Nearly 200 architectural, structural and fire engineering and service professionals, as well as building and insurance officials, developers, builders and installers gathered at the Surrey Fire Department Training Facility on Tuesday, October 16 for the Fire Performance Demonstration Workshop 2.0, hosted by Wood WORKS! BC and the Canadian Wood Council. This workshop provided essential information about wood building fire requirements in the upcoming revised buildings codes. The event opened with a classroom format featuring 10 speakers and three “roll up your sleeves” interactive sessions. After a lunch at visiting local food trucks, a live burn commenced that showcased side-by-side fire comparisons of three large (8’ x 8’) demonstration boxes; a cross-laminated timber (CLT) cube, a steel cube, and a course of construction cube, each built to code.
An engaging program, this event proved to be essential for learning and understanding taller and larger wood building fire requirements in the upcoming 2018 BC Building Code and 2020 National Building Code. Speakers from the fire, building and design communities addressed attendees including Don Pedde of the Province of BC Building and Safety Standards branch who gave an overview of the coming code changes and revisions and Sean de Winter from GHL Consultants, who provided information on Alternative Solutions and Site Specific Regulations. One of Canada’s leading fire experts, Andrew Harmsworth from GHL Consultants, provided informed commentary on the live burns together with Marc Alam, Technical Specialist – Fire Code & Standards of the Canadian Wood Council.
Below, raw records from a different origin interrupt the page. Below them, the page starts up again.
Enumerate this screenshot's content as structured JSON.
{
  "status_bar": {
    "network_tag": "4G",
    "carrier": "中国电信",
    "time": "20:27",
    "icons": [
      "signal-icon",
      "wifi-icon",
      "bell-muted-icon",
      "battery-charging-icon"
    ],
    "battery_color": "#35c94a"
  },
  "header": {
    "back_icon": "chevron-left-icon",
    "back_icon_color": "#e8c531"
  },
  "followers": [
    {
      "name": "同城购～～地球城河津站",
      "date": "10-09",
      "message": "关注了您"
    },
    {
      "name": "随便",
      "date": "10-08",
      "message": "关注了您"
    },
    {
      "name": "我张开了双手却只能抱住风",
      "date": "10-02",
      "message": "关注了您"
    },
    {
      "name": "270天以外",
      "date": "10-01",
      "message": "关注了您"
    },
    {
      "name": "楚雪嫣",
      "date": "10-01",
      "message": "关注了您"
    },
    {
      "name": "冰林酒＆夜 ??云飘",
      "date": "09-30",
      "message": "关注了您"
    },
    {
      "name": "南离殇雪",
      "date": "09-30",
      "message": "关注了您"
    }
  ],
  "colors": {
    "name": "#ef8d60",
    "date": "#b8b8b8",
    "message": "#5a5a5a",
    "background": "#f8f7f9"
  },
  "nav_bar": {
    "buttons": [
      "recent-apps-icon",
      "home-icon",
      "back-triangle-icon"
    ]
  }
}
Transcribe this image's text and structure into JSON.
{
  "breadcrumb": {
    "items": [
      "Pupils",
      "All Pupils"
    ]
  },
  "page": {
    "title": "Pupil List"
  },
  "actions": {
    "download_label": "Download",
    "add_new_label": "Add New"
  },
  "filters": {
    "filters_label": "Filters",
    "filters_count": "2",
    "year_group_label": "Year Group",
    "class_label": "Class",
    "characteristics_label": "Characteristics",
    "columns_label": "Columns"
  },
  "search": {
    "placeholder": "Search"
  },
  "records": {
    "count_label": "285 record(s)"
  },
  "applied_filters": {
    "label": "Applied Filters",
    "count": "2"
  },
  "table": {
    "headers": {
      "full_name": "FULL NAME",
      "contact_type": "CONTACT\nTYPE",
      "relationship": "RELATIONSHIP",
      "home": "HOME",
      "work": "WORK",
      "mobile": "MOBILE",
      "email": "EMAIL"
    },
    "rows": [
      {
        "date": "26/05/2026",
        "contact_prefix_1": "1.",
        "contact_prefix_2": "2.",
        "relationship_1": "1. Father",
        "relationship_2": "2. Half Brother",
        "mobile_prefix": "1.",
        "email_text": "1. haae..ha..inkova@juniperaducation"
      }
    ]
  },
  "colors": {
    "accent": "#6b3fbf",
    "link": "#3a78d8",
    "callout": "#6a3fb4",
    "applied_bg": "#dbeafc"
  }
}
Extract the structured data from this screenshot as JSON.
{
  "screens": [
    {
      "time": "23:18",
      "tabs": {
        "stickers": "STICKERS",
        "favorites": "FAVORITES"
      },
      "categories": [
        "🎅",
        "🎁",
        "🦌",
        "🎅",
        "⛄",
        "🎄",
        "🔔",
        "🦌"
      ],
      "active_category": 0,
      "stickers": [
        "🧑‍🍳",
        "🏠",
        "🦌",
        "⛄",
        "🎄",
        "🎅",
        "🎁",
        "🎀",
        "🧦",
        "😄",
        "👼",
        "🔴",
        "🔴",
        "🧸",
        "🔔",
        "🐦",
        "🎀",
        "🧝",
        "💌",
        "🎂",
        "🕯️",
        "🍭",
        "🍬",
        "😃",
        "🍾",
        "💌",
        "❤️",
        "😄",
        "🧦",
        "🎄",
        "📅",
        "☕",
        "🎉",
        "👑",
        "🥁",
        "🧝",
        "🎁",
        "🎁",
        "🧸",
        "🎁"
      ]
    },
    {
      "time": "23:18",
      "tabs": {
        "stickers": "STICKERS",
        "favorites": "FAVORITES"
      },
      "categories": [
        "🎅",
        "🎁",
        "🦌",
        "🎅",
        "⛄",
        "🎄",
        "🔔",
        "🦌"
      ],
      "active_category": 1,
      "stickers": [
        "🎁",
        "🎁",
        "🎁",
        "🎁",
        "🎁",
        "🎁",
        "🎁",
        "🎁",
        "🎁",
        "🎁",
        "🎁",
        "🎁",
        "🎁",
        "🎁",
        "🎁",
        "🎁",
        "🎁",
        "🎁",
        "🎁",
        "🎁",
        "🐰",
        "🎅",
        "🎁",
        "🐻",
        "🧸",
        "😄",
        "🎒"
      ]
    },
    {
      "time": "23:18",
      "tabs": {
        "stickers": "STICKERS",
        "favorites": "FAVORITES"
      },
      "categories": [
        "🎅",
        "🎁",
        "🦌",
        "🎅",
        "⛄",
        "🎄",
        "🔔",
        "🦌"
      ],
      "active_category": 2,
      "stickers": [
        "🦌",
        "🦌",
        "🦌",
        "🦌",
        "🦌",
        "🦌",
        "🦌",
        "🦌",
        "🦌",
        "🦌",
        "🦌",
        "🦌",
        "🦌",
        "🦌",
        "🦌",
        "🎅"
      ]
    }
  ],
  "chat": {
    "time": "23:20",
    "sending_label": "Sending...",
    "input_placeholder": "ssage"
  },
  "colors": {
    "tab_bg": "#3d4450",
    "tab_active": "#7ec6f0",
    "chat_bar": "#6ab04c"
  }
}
Learning outcomes included fire resistance/fire stopping design for mass timber; gypsum installation on mass timber, fire standard testing, and fire protection and sound control solutions for the new BCBC.
The fire tests demonstrated that mass timber can last and hold up load in a fire for a significant amount of time, whether it is exposed or protected. The tests also showed that mass timber is comparable in a fire to noncombustible construction (CLT to steel frame cube). In addition, it was shown that the charring of the wood protects the unburned portion of the wood from heat and allows the wood to hold up the load.
Marc Alam, Technical Specialist – Fire Code & Standards of the Canadian Wood Council.
Sukh Johal, Technical Manager at Wood WORKS! BC was very pleased with the workshop outcome – the second workshop of its kind in BC.
“We wish to thank CertainTeed, Hilti, IPEX and all sponsors for their support of the workshop which made this invaluable learning event possible.”
To learn more about upcoming Wood WORKS! BC educational events, visit here.
An increasing number of health-care facilities are incorporating wood to provide patients and visitors with a warm, natural aesthetic, and a calm, stress-reducing connection to nature.
Research begins to show the biophilic benefits of wood, which suggests that humans possess an innate tendency to seek connections with nature. Study results show students who spent time in rooms featuring natural wood exhibited lower stress reactivity. During all three periods of the study, stress, as measured by sympathetic nervous system activation, was measurably lower on average in the rooms featuring wood than in the non-wood office.
The bold, striking use of wood throughout the space — uncommon in such health-care settings— softens the hospital’s institutional feel and creates a calm, stress-reducing connection to nature, while standing up to weather, wear and tear, and rigorous maintenance. As the research on biophilic benefits of wood continues to grow, one of B.C.’s busiest hospitals leads the way in offering patients a comforting, supportive, and healing environment.
For architect and timber advocate Peter Busby, wood is one of nature’s greatest innovations
B.C. forest products are a predominant structural and finishing material for a wide range of transit infrastructure throughout the province, including airports, bus exchanges and SkyTrain stations. Learn more about the use of wood in transportation projects.
Learn about the latest wood design and construction trends within these four building applications while earning Architectural Institute of British Columbia (AIBC) recognized continuing learning units towards professional development.
With its wide-ranging use of different wood species, the Prince George Airport demonstrates how a high-traffic building can benefit from the resilience, versatility, durability, and thermal characteristics of wood. These were important considerations for this northern city, situated at the confluence of the Fraser and Nechako Rivers, which is prone to cold, harsh winters.
An effective insulator with a warm aesthetic, wood is particularly well suited to the demanding atmospheres of swimming pools — as well as ice rinks in arenas. Wood tolerates high levels of humidity, offers acoustic and thermal benefits, and absorbs and releases water vapour without compromising its structural integrity. Indoor pool design has evolved to include ample use of natural light and bold, innovative uses of B.C. wood from sustainably managed forests.
Interview with Darryl Condon, Managing Principal of HCMA Architecture + Design, who has embraced and often pioneered the use of wood and mass timber in community, civic, and recreational aquatic facilities throughout British Columbia and Canada. He shares why wood is often an integral material in the buildings they design, and how they’ve pushed the boundaries of what is possible with wood.
Located in John Hendry Park in east Vancouver, this ice rink was the first phase in the replacement of an aging community centre facility. The rink served as a practice facility for competitors who participated in the 2010 Olympic and Paralympic Winter Games and opened for public use after the Games.